Once a retailer closes its doors, what does it do with overstocked merchandise that can’t be sold at a different location? Often they seek to liquidate the excess inventory. In certain states, the sale or disposition of any tangible personal property (“TPP”) as a result of store closings could result in additional sales tax being due.  However, many jurisdictions have casual or occasional sale exemptions that exempt the sales of TPP that is not normally sold in the regular course of business. There may also be tax filings that are necessary, such as Bulk Sale Notifications. Once the retailer exits a particular jurisdiction, it is important to file final sales and use tax returns in that jurisdiction.

Also, as brick-and-mortar stores move to online sales, they need to update their sales and use tax nexus footprint accounting for both click-through nexus and economic nexus. As retail business has migrated to the internet, states are aggressively seeking to make up their sales tax shortfalls by imposing sales tax on e-commerce transactions (so-called “Amazon taxes”), even though a retailer no longer has physical presence in the state. As a retailer closes physical store locations in favor of increasing its e-commerce business, the now e-retailer may trigger sales and use tax obligations in some unfamiliar states, as well as eliminate sales tax collections in states with historic filings related to physical stores that have now been closed.

Credits and Incentives
Retailers that are eliminating jobs, consolidating distribution centers and closing stores may need to address potential “clawback” provisions if they’ve accepted state and local tax credits or other financial incentives. State and local jurisdictions often offer tax credits and other financial incentives to increase employment, make capital expenditures and help the economy in a particular location. Often, the award of such business incentives is contingent upon a business’s commitment to operate within that location for a specified period of time. If the retailer exits early, it’s possible that the jurisdiction will require the repayment of tax benefits and other incentives for falling short of their commitment.

Although many statutory credits and incentives programs do not encompass the retail industry, there may be opportunities for retailers who are downsizing. For example, retailers may be able to take advantage of hiring and investment credits and incentives if they are creating or expanding a site to aid in consolidation.  In addition, shuttering retailers can also look to some of the state and local workforce agencies and training programs who may be able to help with displaced employees.

Income and Franchise Taxes
There are different considerations for winding down retail operations based on their legal structure, such as pass-through entities and corporations. Issues to be considered may include potential state tax audits, pending refund claims, and tax benefits. Companies that are winding down their operations may have valuable tax attributes such as net operating losses, which should be reviewed prior to the unloading of assets or location and division closings. Be sure to review the tax treatment of the sale of trademarks, inventory, divisions and other assets to determine state taxes and sourcing of gains or losses.

Personal Property Taxes
When a store or distribution center location is shut down in a jurisdiction that imposes a personal property tax, there are opportunities to report the correct value and existence of certain fixed assets. An asset review should be conducted to report the actual assets remaining at the site. Valuation studies may yield reductions in assessed value, which should be appealed to a jurisdiction or negotiated with the taxing authorities.

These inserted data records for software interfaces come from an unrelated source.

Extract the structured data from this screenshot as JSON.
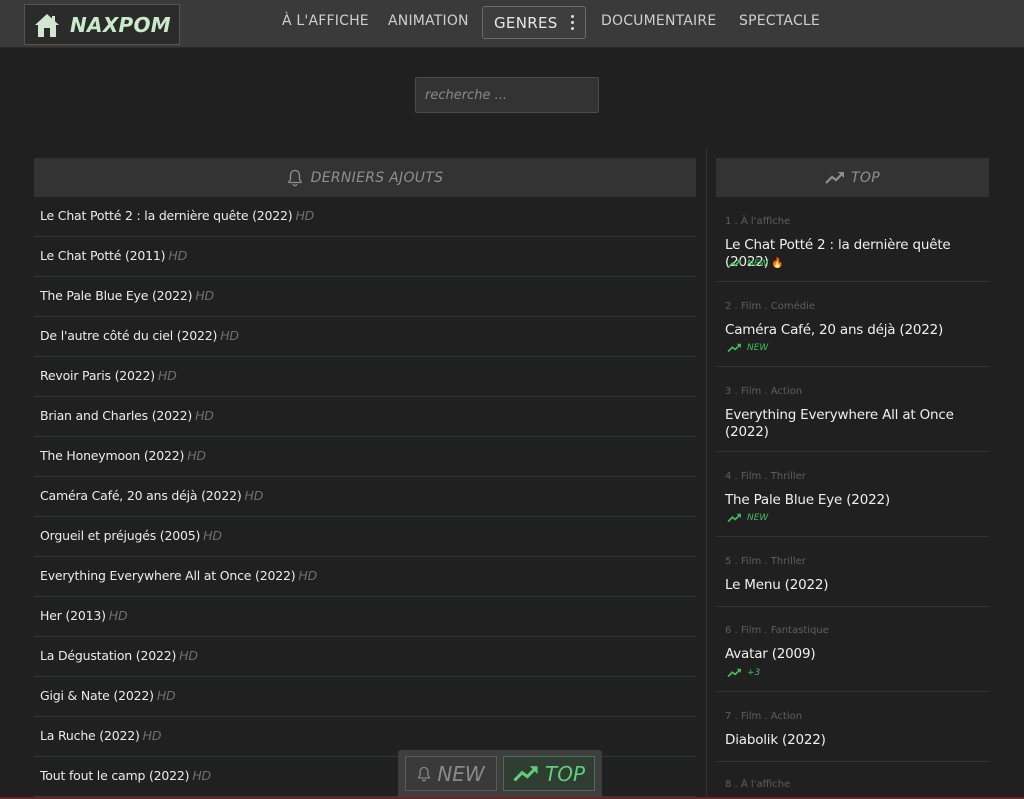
{
  "brand": {
    "name": "NAXPOM"
  },
  "nav": {
    "items": [
      "À L'AFFICHE",
      "ANIMATION",
      "GENRES",
      "DOCUMENTAIRE",
      "SPECTACLE"
    ]
  },
  "search": {
    "placeholder": "recherche ..."
  },
  "latest": {
    "title": "DERNIERS AJOUTS",
    "items": [
      {
        "title": "Le Chat Potté 2 : la dernière quête (2022)",
        "badge": "HD"
      },
      {
        "title": "Le Chat Potté (2011)",
        "badge": "HD"
      },
      {
        "title": "The Pale Blue Eye (2022)",
        "badge": "HD"
      },
      {
        "title": "De l'autre côté du ciel (2022)",
        "badge": "HD"
      },
      {
        "title": "Revoir Paris (2022)",
        "badge": "HD"
      },
      {
        "title": "Brian and Charles (2022)",
        "badge": "HD"
      },
      {
        "title": "The Honeymoon (2022)",
        "badge": "HD"
      },
      {
        "title": "Caméra Café, 20 ans déjà (2022)",
        "badge": "HD"
      },
      {
        "title": "Orgueil et préjugés (2005)",
        "badge": "HD"
      },
      {
        "title": "Everything Everywhere All at Once (2022)",
        "badge": "HD"
      },
      {
        "title": "Her (2013)",
        "badge": "HD"
      },
      {
        "title": "La Dégustation (2022)",
        "badge": "HD"
      },
      {
        "title": "Gigi & Nate (2022)",
        "badge": "HD"
      },
      {
        "title": "La Ruche (2022)",
        "badge": "HD"
      },
      {
        "title": "Tout fout le camp (2022)",
        "badge": "HD"
      }
    ]
  },
  "top": {
    "title": "TOP",
    "items": [
      {
        "meta": "1 . À l'affiche",
        "title": "Le Chat Potté 2 : la dernière quête (2022)",
        "badge": "NEW",
        "fire": "🔥"
      },
      {
        "meta": "2 . Film . Comédie",
        "title": "Caméra Café, 20 ans déjà (2022)",
        "badge": "NEW"
      },
      {
        "meta": "3 . Film . Action",
        "title": "Everything Everywhere All at Once (2022)"
      },
      {
        "meta": "4 . Film . Thriller",
        "title": "The Pale Blue Eye (2022)",
        "badge": "NEW"
      },
      {
        "meta": "5 . Film . Thriller",
        "title": "Le Menu (2022)"
      },
      {
        "meta": "6 . Film . Fantastique",
        "title": "Avatar (2009)",
        "badge": "+3"
      },
      {
        "meta": "7 . Film . Action",
        "title": "Diabolik (2022)"
      },
      {
        "meta": "8 . À l'affiche"
      }
    ]
  },
  "toggle": {
    "new_label": "NEW",
    "top_label": "TOP"
  },
  "colors": {
    "accent_green": "#3fbf5b",
    "background": "#202020",
    "navbar": "#3a3a3a"
  }
}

Final Thoughts
The decision to close or downsize retail operations is often a difficult one, which merits deep consideration of all aspects of the business. Once the choice is made, retailers should guarantee they can exit with minimal disruptions and tax issues by addressing the state and local tax requirements, as well as tax planning considerations.